No, this is not a how-to. This is a wondering-how-and-why.
As a longtime fan of Atwood's work and as a writer myself, I found her insight fascinating, though I can understand the disappointment some readers felt; this is not a handbook or a how-to, it's an intellectual memoir and will consequently be a let-down for many. But if you are curious about analysis and process more than in absolutes, there is much here to interest and entertain. Atwood-the-writer can seem remote in her fiction; here she is personable and humane. Anyone who has put pen to paper will recognize and value much that is to be found in this volume.
A reluctant host, she says herself in the book's introduction, "Writing itself is always bad enough, but writing about writing is surely worse, in the futility department." Her disclaimer, in part, reads, "I'm not a scholar or a literary theoretician," and I'm reminded of how someone once said the only thing worse than a bore is an unqualified bore.
Atwood draws mostly on the works of other writers, but also on interviews and conversations with writers in an attempt to answer three basic questions: "Who are you writing for? Why do you do it? Where does it come from?" On the whole, she doesn't even come close to answering these questions, and once the purpose is stated, it's like she thought, 'Well now that's out of the way. I've given the work direction. Now I can do as I please!' To be fair, she does produce a laundry list of reasons why writers write, some of which aren't half bad. ("Because to write is to take risks, and it is only by taking risks that we know we are alive.") But even this list seems more like the product of a quick brainstorming session than of deep, reflective thought, and she digresses widely from there.Read more ›
Most recent customer reviews
You know those reviewers who wish they could give it zero stars? Yeah, I'm one of those now. I got this book for an Individualized Writing class, and it gives memoirs a bad name. Read morePublished on July 15 2003 by karenceleste
You have to wonder if most of the previous reviewers of this book have actually read any of Atwood's fiction. Read morePublished on April 24 2003
I was so disappointed in this book - it's very egotistical in assuming we really care about the author's memories of her bell-bottom hippy days - very little about actual writing... Read morePublished on Jan. 5 2003
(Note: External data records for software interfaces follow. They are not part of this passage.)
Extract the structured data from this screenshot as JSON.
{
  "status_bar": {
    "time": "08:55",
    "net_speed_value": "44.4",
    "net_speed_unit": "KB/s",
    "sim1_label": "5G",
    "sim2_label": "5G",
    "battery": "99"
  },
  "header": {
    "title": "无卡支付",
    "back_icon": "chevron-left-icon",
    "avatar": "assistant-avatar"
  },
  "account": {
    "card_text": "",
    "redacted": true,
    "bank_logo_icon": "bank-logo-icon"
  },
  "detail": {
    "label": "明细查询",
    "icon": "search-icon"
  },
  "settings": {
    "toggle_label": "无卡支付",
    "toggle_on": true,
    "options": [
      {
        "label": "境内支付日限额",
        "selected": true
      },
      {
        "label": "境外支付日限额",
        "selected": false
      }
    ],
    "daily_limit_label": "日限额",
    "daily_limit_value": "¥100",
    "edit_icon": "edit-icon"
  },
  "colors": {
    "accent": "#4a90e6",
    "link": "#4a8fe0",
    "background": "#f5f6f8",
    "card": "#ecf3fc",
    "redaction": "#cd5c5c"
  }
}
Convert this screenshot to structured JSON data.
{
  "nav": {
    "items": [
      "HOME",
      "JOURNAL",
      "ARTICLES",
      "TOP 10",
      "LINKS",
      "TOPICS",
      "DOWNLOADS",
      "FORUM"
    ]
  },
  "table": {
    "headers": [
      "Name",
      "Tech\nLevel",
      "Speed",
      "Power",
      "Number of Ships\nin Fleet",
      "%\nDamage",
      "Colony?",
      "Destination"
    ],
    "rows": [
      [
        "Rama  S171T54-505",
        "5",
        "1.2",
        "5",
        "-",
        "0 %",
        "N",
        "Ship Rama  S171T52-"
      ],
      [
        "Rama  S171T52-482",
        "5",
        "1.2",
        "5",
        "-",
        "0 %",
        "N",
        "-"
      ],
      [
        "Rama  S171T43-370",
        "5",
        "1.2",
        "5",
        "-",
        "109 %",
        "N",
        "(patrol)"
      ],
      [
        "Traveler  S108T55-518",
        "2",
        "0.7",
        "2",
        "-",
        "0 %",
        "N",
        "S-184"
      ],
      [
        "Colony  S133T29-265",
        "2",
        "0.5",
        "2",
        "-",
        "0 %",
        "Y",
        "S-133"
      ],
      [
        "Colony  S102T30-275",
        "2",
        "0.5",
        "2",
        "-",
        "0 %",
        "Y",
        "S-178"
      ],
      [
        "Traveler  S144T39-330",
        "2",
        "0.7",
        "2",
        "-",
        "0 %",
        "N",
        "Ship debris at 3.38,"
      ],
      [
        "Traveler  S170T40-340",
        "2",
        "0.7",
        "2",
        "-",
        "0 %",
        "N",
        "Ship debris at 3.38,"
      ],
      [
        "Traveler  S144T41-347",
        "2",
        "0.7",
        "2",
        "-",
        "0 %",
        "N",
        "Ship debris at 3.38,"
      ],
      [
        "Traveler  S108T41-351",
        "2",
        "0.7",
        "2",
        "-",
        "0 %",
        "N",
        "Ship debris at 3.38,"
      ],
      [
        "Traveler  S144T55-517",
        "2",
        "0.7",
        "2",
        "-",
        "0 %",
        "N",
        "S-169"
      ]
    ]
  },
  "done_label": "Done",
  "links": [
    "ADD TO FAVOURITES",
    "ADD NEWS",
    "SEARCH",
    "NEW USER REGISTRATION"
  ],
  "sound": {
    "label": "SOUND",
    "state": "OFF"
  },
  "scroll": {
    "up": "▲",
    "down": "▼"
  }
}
Boring and depressing and really not much help to anyone who wants advice on the art of writing. More of a memoir and not much of one at that. Read morePublished on Dec 12 2002 by Bob Foster
What a disappointment. Instead of the insightful observations Atwood is capable of -- and I have heard her speak -- this book is a mishmash of cutesy comments and esoteric... Read morePublished on April 3 2002